I'm not sure what it really adds to the article. Notability should be the determining factor here—that is, have these bands sparked a major movement within the genre or within their respective countries, or are they just marginal curiosities? Singular bands may be notable enough for their own articles, but I'm not sure that namedropping a bunch of bands just because they happen to be from other countries is really all that relevant. Maybe a few are significant enough, but this seems like an awful lot, and the number of redlinks is somewhat concerning. ~~ Lothar von Richthofen (talk) 22:23, 24 June 2013 (UTC)
Which of the bands I added do you feel aren't notable enough for the history section? Nite-Sirk (talk) 03:20, 25 June 2013 (UTC)
I agree with Lothar.
Nite-Sirk, I appreciate the work you've done, but you've added far too much detail on these bands. The amount of detail should depend on the band's notability. Venom and Bathory—two of the founders of black metal—have a paragraf each, which is more than what bands like Darkthrone, Immortal and Emperor have.
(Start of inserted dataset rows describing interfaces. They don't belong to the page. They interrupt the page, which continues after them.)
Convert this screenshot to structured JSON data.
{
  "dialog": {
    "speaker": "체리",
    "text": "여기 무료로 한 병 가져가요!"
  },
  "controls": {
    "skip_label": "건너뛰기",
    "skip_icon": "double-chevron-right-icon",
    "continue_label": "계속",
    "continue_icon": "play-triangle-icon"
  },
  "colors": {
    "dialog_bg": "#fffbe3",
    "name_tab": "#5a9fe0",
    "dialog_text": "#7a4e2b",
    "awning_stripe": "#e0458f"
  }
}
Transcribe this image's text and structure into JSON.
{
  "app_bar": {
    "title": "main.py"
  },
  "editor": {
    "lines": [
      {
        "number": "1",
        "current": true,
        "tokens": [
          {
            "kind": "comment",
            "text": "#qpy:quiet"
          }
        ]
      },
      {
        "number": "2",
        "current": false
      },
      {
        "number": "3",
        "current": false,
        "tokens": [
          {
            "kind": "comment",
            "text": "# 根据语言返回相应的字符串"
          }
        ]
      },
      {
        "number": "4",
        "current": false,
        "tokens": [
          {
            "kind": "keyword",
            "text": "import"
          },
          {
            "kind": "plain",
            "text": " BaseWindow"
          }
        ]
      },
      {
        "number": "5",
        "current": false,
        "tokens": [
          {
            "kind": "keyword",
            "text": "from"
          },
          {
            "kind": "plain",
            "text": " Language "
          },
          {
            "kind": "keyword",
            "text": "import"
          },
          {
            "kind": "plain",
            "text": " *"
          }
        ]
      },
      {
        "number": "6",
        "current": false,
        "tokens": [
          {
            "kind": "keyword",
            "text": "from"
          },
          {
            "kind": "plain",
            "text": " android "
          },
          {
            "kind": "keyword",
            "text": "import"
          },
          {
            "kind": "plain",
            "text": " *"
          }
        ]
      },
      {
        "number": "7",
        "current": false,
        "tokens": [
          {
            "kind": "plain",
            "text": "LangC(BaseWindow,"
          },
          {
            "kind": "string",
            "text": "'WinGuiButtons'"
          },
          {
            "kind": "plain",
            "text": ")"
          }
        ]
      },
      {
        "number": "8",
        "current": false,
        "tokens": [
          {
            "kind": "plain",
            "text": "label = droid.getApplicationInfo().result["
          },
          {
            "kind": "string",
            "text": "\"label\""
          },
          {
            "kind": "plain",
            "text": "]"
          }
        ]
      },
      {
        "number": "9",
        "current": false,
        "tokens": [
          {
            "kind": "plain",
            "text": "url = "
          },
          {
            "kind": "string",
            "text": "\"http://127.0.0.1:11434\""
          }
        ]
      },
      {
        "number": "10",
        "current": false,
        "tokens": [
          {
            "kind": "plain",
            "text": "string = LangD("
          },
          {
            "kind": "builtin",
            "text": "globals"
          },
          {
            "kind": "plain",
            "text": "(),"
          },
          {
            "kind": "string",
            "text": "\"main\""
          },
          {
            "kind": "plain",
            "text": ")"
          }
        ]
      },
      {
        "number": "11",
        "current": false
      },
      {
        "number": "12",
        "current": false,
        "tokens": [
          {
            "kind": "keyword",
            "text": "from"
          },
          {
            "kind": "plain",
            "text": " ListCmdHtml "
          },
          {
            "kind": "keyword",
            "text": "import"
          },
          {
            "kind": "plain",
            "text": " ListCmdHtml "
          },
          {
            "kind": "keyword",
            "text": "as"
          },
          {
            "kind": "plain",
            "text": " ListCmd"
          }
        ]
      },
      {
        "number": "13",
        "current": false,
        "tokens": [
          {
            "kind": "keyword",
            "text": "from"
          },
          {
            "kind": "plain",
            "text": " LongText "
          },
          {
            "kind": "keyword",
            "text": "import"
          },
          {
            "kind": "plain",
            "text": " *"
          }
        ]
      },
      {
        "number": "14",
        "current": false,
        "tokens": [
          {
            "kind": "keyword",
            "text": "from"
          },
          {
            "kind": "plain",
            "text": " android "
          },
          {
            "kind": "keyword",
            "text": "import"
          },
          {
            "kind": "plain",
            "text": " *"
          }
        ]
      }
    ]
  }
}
If we can't show why a band or a group of bands is noteworthy, then we shouldn't be namedropping them. A lot of trimming needs to be done. ~Asarlaí 13:37, 25 June 2013 (UTC)
Is better this way? Nite-Sirk (talk) 17:42, 25 June 2013 (UTC)
I would keep in a mention of Sigh. They are important not only for black metal but for experimental metal as well.--¿3family6 contribs 18:10, 25 June 2013 (UTC)
Just restored and expanded a paragraph about Sigh. Nite-Sirk (talk) 21:46, 25 June 2013 (UTC)

Early Mayhem/ex-Death Metallers[edit]

One would think an entry on black metal would mention that Mayhem started in 1984 and had demos and an EP in 1986 and 1987, the article kinda makes it sound like they started in 1990 or 1991. I also think it is worth mentioning that many Black Metal bands (Darkthrone) and musicians (Grishnack, guys from Immortal, etc) played death metal before "converting" to black metal. Gary Sargent, garyleejr@outlook.com 74.78.154.65 (talk) 01:05, 18 September 2013 (UTC)Gary Sargent, garyleejr@outlook.com

Correct. The article about the early Norwegian scene mentions that Darkthrone played Death Metal before A Blaze in the Northern Sky, but the rest is still missing here (as are other things, see section on War Metal above). --217/83 12:53, 18 September 2013 (UTC)